Yes! The less fragile makes me feel better with my toddler running around (she’s the one who accidentally broke my vial a while back - my fault for leaving it out, but still).
So do you re-use needles for an entire week then? I never re-used syringes, and I’m trying to decide just how comfortable I am re-using these needles (I do re-use lancets…couldn’t tell you when I last replaced mine, in fact…).
We are not afraid to reuse needles. We often use only one per, but also often reuse them 2-3 times. More than that, and, in our experience, they become a bit duller – but I know many others reuse them a lot more.
If we were short needles, we would reuse them a lot more. We would have no problem using one per day as suggested above if we needed compacting our supplies. In fact, if we only had one, we would use it for as long as we need

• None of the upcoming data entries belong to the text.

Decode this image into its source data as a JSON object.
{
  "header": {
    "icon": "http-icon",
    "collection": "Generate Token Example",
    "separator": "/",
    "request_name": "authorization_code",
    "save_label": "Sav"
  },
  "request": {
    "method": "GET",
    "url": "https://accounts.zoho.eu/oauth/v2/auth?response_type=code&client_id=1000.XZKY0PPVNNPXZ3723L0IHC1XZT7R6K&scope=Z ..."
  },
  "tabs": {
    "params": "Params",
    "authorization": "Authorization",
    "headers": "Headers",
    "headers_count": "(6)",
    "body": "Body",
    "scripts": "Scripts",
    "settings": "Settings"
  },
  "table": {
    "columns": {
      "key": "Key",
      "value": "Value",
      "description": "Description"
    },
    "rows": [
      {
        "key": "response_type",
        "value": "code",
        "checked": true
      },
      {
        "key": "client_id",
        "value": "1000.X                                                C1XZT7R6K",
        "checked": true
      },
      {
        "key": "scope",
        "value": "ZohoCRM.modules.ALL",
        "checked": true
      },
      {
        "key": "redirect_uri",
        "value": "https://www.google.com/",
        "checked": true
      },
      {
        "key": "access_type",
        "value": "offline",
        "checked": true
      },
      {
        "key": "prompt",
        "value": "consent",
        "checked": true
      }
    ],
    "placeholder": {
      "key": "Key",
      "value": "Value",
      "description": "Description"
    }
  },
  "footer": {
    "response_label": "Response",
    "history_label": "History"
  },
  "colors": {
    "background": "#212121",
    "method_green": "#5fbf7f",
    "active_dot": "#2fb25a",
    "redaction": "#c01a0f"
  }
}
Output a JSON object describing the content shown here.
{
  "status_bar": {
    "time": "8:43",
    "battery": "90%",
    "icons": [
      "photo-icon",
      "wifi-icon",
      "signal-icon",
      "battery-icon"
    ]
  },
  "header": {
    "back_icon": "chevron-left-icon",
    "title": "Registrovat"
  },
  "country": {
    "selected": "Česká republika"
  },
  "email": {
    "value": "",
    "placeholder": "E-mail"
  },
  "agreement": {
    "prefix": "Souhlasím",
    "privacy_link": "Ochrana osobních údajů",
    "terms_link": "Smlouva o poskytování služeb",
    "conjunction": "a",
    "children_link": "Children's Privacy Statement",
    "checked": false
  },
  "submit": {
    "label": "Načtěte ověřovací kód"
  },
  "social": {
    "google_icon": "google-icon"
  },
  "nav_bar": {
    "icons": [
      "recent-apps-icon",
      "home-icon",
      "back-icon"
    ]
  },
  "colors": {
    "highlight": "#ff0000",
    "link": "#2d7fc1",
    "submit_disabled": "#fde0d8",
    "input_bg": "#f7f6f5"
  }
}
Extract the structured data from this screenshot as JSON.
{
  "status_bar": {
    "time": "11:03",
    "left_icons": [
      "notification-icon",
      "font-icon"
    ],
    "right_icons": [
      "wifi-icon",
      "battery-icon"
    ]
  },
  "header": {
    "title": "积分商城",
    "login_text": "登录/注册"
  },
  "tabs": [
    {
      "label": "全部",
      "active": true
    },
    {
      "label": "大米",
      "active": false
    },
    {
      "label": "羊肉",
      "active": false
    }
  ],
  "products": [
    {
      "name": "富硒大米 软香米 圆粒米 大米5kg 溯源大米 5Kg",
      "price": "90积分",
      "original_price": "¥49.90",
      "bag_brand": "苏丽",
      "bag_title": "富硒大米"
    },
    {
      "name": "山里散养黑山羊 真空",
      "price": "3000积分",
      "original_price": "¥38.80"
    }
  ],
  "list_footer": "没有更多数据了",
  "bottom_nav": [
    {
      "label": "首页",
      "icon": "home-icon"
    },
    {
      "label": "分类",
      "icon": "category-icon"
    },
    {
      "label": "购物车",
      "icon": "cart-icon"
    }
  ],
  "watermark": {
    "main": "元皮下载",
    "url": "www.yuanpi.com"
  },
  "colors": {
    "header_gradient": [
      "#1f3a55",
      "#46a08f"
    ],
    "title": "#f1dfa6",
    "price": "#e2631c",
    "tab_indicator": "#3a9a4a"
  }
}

[EDIT] in the pic, btw, we have 7 needles, one on the pen that you can’t see and 6 in the net part of the case. This spare case is rigged as an emergency case for a week’s worth of supplies
I use pen needles usually 4 times (2 days’ worth) and haven’t had much issue with leakage, HOWEVER, I have noticed that since I started storing the pen with needle in the fridge I am getting leakage and a bigger air bubble much faster. Is there an issue with it being cooler inside the cartridge causing some type of extra pressure? The reason I started storing in the fridge door is that I’m home during the day now and it’s ridiculously hot most days and I’m concerned I keep my house too warm to completely avoid it getting too warm. I’m going to leave it out of the fridge today and when I use it at dinner see what it does.
Yes. A number of studies (such as this one from 2014) demonstrate that temperature changes and air pressure changes (which often go hand in hand) cause air bubbles in pen and pump cartridges, which may affect dosing.
Thanks for the confirmation! I knew something weird was going on and I was getting way more insulin smell on my fingers after holding it so I knew something specific happened! Good to figure out stuff right away!
I believe storage with the needle on can contribute to air bubble growth, per my son’s reading of the pen instructions. I don’t worry about the bubbles, since they are normally in the high end of the pen when I inject. And I rarely change needles, only when I change or refill the cartridge, so I do get some bubbles.
BTW:. It seems like Levemir has less issues with leaking on the pen tip, and bubbles, compared to humalog. I think it’s thicker-also tends to clog needles quicker when unused for a while.
Still trying to finish off this kwikpen - the air bubble has increased a bit but still plenty of insulin to get me through a few more days before it hits the trash. Did my usual shot this morning, it hurt a bit which isn’t normal, and sure as sh*t I hit a blood vessel AND it sucked in blood into the cartridge!!! The remaining insulin is now pink!!! WTF?? It’s annoying enough with the blood to clean up and knowing you didn’t get the full dose but it’s sucking blood IN now too? I’m furious.
It’s like Satan himself has invaded this thing.
A thought for when a kwikpen is malfunctioning is you could always keep an old kwikpen around and move the insulin from the malfunctioning pen to the old pen and then use it there. No need to keep injecting with a pen that is malfunctioning. Additionally, you could always try and see if the pharmacy will replace. Finally, you can always use a separate syringe to remove the insulin you need and just inject it with a syringe without the pen.